I love being a mom. The one most significant, life-changing event that has occurred over the course of my life is having a kid. Our beautiful daughter is now on the cusp of starting a new adventure. Next Monday, we head out to California where she will be attending college. We’re so proud of her, and I can’t wait to hear about how she likes her classes and professors, the new friends she’s making, and how she’s adjusting to campus life.
On the other hand, I feel as though I’m on a roller coaster of emotions. One minute, I’m thrilled for her, like when we’re out shopping for her dorm room. And then, I have a momentary lapse in grief, this overwhelming sense of panic that she’s really leaving the nest. I realize that my part is naturally diminishing. I remind myself that she is ready to fly and so very excited about going away to college. I think about how fun it will be starting the next chapter of her life.
One of the most important things that being a mom has taught me is unconditional love. Seriously, there’s nothing our daughter could do that would make me love her less. I also think of unconditional love as something that’s not earned, but given freely. My daughter and I have a very close relationship, and so saying good-bye is going to be especially hard. She in turn has been grieving the loss of her friends, whom she claims are the best friends in the world. I have fond memories of our daughter and her good friend, Sophia, dancing at many a competition. Sophia’s mom and I lamented the strict rehearsal schedule and all the crazy driving back and forth between rehearsals and competitions. Our daughter worries whether she’ll be able to find friends as amazing and supportive as the ones she’s had over the past couple of years in high school.

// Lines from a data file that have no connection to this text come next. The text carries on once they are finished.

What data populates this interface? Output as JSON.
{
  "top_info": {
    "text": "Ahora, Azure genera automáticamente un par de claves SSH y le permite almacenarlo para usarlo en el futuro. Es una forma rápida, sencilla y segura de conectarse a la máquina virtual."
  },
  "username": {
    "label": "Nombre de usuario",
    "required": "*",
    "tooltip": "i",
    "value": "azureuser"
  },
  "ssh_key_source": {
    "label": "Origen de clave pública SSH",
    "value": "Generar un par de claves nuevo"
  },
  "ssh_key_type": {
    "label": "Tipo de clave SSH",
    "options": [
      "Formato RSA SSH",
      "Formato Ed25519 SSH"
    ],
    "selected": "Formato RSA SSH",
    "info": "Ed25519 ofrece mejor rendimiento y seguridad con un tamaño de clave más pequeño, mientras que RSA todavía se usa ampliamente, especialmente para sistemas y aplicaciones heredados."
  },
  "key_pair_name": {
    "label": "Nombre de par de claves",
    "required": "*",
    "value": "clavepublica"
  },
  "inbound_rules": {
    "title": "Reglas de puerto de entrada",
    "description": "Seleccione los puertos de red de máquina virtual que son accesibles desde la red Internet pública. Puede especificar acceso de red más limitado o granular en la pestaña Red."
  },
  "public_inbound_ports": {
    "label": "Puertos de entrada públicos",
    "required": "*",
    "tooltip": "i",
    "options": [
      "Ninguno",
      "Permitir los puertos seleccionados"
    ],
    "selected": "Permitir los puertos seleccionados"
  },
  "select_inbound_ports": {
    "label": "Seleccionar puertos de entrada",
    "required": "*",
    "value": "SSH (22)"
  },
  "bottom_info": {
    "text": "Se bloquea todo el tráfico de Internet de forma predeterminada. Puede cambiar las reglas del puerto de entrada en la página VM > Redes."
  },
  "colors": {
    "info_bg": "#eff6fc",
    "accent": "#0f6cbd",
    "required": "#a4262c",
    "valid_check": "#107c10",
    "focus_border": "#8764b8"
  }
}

I have no doubt that she’ll make new friends in college and will simply expand the circle. But she understands that things change when you go away and are moving in different directions.
Being a parent has been the one thing I think I’ve done most successfully (not that it’s completely over yet). Parenting has taught me so much. It’s increased my sense of intuition and ability to have deeper relationships with others. It’s made me wiser and more empathetic. It’s made me appreciative of my own mother, my adoptive mother whom I had a turbulent relationship with. I learned to forgive my mother and realized that despite her shortcomings, she loved me and was parenting the only way she knew how. Being a mom has brought more joy than I could ever express in words. I’m grateful that we have shared such an intimate relationship and that it’s markedly different than the relationship I had with my adoptive mom. It’s scary how alike my daughter and I are in our interests and opinions. It’s also scary how I’ve passed down to her some of my most negative attributes. She is her own person, however. Strong, independent, and kind.
As I move forward into the next phase of my life (as an empty-nester), there are many things I hope to accomplish. We are experiencing much change, so much that it makes my head swim at times (moving, the prospect of starting another new job). I have had hopes for a long time to visit two other adult adoptees who were adopted from the same orphanage in Taipei. One lives in Kentucky and the other out East. Unfortunately, my plans always get sidetracked for one reason or another. One day I will make it happen. I want to go back to Taipei and visit my birthfamily. This, too, is always sidetracked. I’ve tossed around the idea of writing some kind of book about my adoption/reunion with my birthfamily. So many adoptees have done this, however, and I don’t want to just write another memoir or book on international adoption. These days, videos and podcasts featuring adoptees are becoming increasingly popular. I feel that I’m too old to start something like that, but perhaps I have the wrong perspective. I have a dream to work in orphan care, but not the kind you think. My hope is that one day, there will be no orphanages and that children will be fostered or adopted within their own countries. There is much work to be done on this front.
For now, it’s time to send our daughter off to college. Wow, it’s been the adventure of a lifetime raising our daughter. So many memories of the past 18 years come flooding back. Some say it gets better as time goes on. Others disagree. I tend to think that it really depends on the individual parent and their own internal process. Those first few months are gonna be tough. There is no doubt about that. I am so proud of the woman my daughter is and is yet to become. California here we come.